Look at Me

By Douglas Rushkoff. Published in The New York Times Syndicate/Guardian of London on 1 March 2001

Do reality TV and webcams indicate the future of media? Shows like Survivor, its countless clones, and the thousands of voyeuristic web sites springing up online all point to an alarming trend: we have become more interested in watching real people than crafted entertainments like television drama and movies.

Given the quality of fictional drama these days, that’s no small wonder. Scripts for television shows are conceived and written by committee, usually in a week or less. Their stories are ripped from the headlines and translated into a three-act structure with little or no regard for their thematic power or contribution to cultural conversation. In a sense, they are just acted-out (and usually watered-down) versions of something happening in real life somewhere, anyway.

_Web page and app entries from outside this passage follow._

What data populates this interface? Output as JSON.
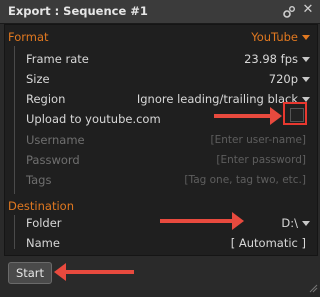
{
  "window": {
    "title": "Export : Sequence #1"
  },
  "format": {
    "label": "Format",
    "value": "YouTube",
    "rows": {
      "frame_rate": {
        "label": "Frame rate",
        "value": "23.98 fps"
      },
      "size": {
        "label": "Size",
        "value": "720p"
      },
      "region": {
        "label": "Region",
        "value": "Ignore leading/trailing black"
      },
      "upload": {
        "label": "Upload to youtube.com",
        "checked": false
      },
      "username": {
        "label": "Username",
        "placeholder": "[Enter user-name]"
      },
      "password": {
        "label": "Password",
        "placeholder": "[Enter password]"
      },
      "tags": {
        "label": "Tags",
        "placeholder": "[Tag one, tag two, etc.]"
      }
    }
  },
  "destination": {
    "label": "Destination",
    "rows": {
      "folder": {
        "label": "Folder",
        "value": "D:\\"
      },
      "name": {
        "label": "Name",
        "value": "[ Automatic ]"
      }
    }
  },
  "actions": {
    "start_label": "Start"
  },
  "colors": {
    "accent": "#e07820",
    "annotation": "#e84a3e"
  },
  "icons": {
    "settings": "gear-icon",
    "close": "close-icon"
  }
}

In possession of remote controls, camcorders, and other interactive devices, modern audiences are less likely to submit to the hackneyed and conventional plot structures of the commercial media machine. We channel surf the dial in search of anything authentic - even if it’s as mundane as the security camera at convenience store.

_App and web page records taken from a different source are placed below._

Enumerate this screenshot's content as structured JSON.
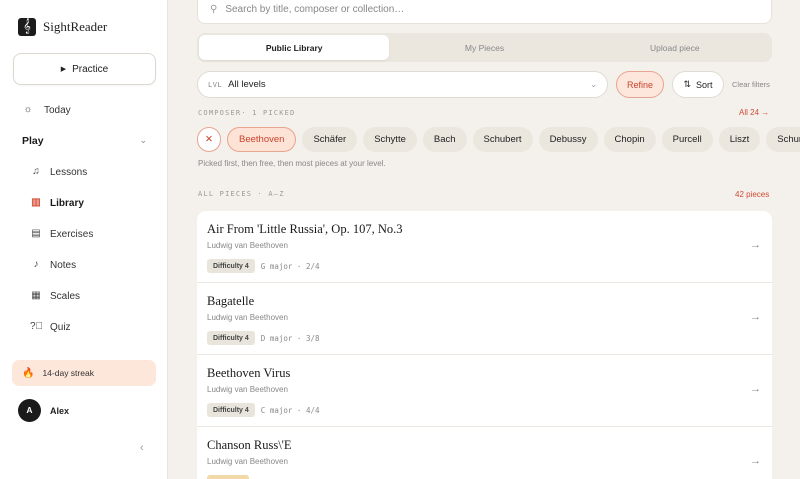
{
  "brand": {
    "name": "SightReader",
    "logo_glyph": "𝄞"
  },
  "sidebar": {
    "practice_label": "Practice",
    "today_label": "Today",
    "play_label": "Play",
    "items": [
      {
        "label": "Lessons",
        "icon": "lessons-icon",
        "active": false
      },
      {
        "label": "Library",
        "icon": "library-icon",
        "active": true
      },
      {
        "label": "Exercises",
        "icon": "exercises-icon",
        "active": false
      },
      {
        "label": "Notes",
        "icon": "notes-icon",
        "active": false
      },
      {
        "label": "Scales",
        "icon": "scales-icon",
        "active": false
      },
      {
        "label": "Quiz",
        "icon": "quiz-icon",
        "active": false
      }
    ],
    "streak_label": "14-day streak",
    "user": {
      "initial": "A",
      "name": "Alex"
    }
  },
  "search": {
    "placeholder": "Search by title, composer or collection…"
  },
  "tabs": [
    {
      "label": "Public Library",
      "active": true
    },
    {
      "label": "My Pieces",
      "active": false
    },
    {
      "label": "Upload piece",
      "active": false
    }
  ],
  "filters": {
    "level_prefix": "LVL",
    "level_value": "All levels",
    "refine_label": "Refine",
    "sort_label": "Sort",
    "clear_label": "Clear filters"
  },
  "composer_section": {
    "label": "COMPOSER· 1 PICKED",
    "all_link": "All 24 →",
    "chips": [
      "Beethoven",
      "Schäfer",
      "Schytte",
      "Bach",
      "Schubert",
      "Debussy",
      "Chopin",
      "Purcell",
      "Liszt",
      "Schumann"
    ],
    "selected": "Beethoven",
    "hint": "Picked first, then free, then most pieces at your level."
  },
  "pieces_section": {
    "label": "ALL PIECES · A–Z",
    "count": "42 pieces",
    "items": [
      {
        "title": "Air From 'Little Russia', Op. 107, No.3",
        "composer": "Ludwig van Beethoven",
        "difficulty": "Difficulty 4",
        "meta": "G major · 2/4"
      },
      {
        "title": "Bagatelle",
        "composer": "Ludwig van Beethoven",
        "difficulty": "Difficulty 4",
        "meta": "D major · 3/8"
      },
      {
        "title": "Beethoven Virus",
        "composer": "Ludwig van Beethoven",
        "difficulty": "Difficulty 4",
        "meta": "C major · 4/4"
      },
      {
        "title": "Chanson Russ\\'E",
        "composer": "Ludwig van Beethoven",
        "difficulty": "",
        "meta": ""
      }
    ]
  },
  "colors": {
    "accent": "#d6503a",
    "background": "#f4f1ec",
    "chip_selected_bg": "#fde3d5",
    "streak_bg": "#fde7da"
  }
}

Sure, Homer, Shakespeare, and Chekhov offered us windows into the human soul with dramas as authentic, or more so, than our experience of life itself. But these playwrights spent their lives honing their crafts. As the word “playwright” suggests, their works were wrought, not just written. Authentic, compelling drama cannot be cooked up overnight – however much media conglomerates may require more fodder for their cable TV schedules.

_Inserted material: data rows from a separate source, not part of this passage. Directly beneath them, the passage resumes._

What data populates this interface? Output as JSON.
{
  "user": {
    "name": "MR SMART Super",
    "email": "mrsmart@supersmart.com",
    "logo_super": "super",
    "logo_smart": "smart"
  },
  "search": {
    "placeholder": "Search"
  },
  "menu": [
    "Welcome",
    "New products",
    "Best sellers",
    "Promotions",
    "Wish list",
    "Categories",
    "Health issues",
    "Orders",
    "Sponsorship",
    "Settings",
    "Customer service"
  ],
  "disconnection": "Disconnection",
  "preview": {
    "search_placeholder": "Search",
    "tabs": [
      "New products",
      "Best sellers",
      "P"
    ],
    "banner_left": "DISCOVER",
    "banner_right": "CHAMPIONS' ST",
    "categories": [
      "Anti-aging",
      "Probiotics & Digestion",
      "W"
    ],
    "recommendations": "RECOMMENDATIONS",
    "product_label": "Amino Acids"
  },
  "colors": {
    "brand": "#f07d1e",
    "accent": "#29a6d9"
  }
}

As a result, a camcorder sitting in an office (or, better, a college dormitory) now seems to have more of a chance of catching an authentic human interchange than three Panavisions on a soundstage. And we, the viewing public, appear to have gleefully adapted to our new role as media voyeurs. We live to watch.

Or do we?

My friend, new media artist and entrepreneur Josh Harris, has been living in public for the past hundred days. The site he’s created, WeLiveinPublic.com, is an experiment in internet exhibitionism. He’s fitted his and girlfriend’s loft with 32 cameras and motion sensors that follow the couple as they engage in everything as mundane as reading the paper and as exciting as, well, you get the idea. 40,000 people have registered to watch the couple, and 5000 of them spend at least several hours a week on the site.

This foray into exhibitionism is really just the premiere of a new web concept. Harris will be working with another company to sell webcams with motion sensors, as well as internet access, to anyone else who might want to broadcast their own lives onto the web. So far, several thousand have signed up.

So, within a few months, there will be tens of thousands of people broadcasting every intimate detail of their lives to the world. Taking their cue from MTV’s show Real World, these amateur exhibitionists will most likely compete for our attention by engaging in the most outrageous acts they dare to.

While big media companies will no doubt hope to capitalize on this trend by offering to scan the net for the most engaging stream of home media (based on our personal profiles and collaborative filtering), I have a sneaking suspicion that such strategies will miss the underlying passion driving the webcam trend.

It’s not about watching, it’s about showing.

As Harris readily admitted to me, “it’s sexy to be watched.” Of course it is. It means someone cares enough to pay attention to you. It turns your every action into a work of art. But there’s a difference between this quest for immortality and the work of poets past. An artist used to earn his place in our collective memory with his craft. A web exhibitionist earns attention by doing something in front of people that most people would normally do in private. It’s a willingness to reveal, not an ability to conceive or create.

Is this art? For Harris, it certainly is. He’s inventing the form. For the countless exhibitionists who follow in his footsteps, I’m not so sure. My guess is that a webcam-based entertainment network will simply accelerate the downward spiral of sensationalism we’ve been witnessing on our TV’s for the past couple of decades.

Maybe it will help us reach a nadir sooner, though. With proliferation comes ubiquity. We’ll get our fill of voyeurism and look for something more dimensional. Intentional art. And maybe a new wave of talented people from around the world will rise to create novel forms of expression, particularly suited for the webcam.

I’m glad the internet is about to be used, once again, for expression instead of passive consumption. But, for now anyway, I think I’ll just watch.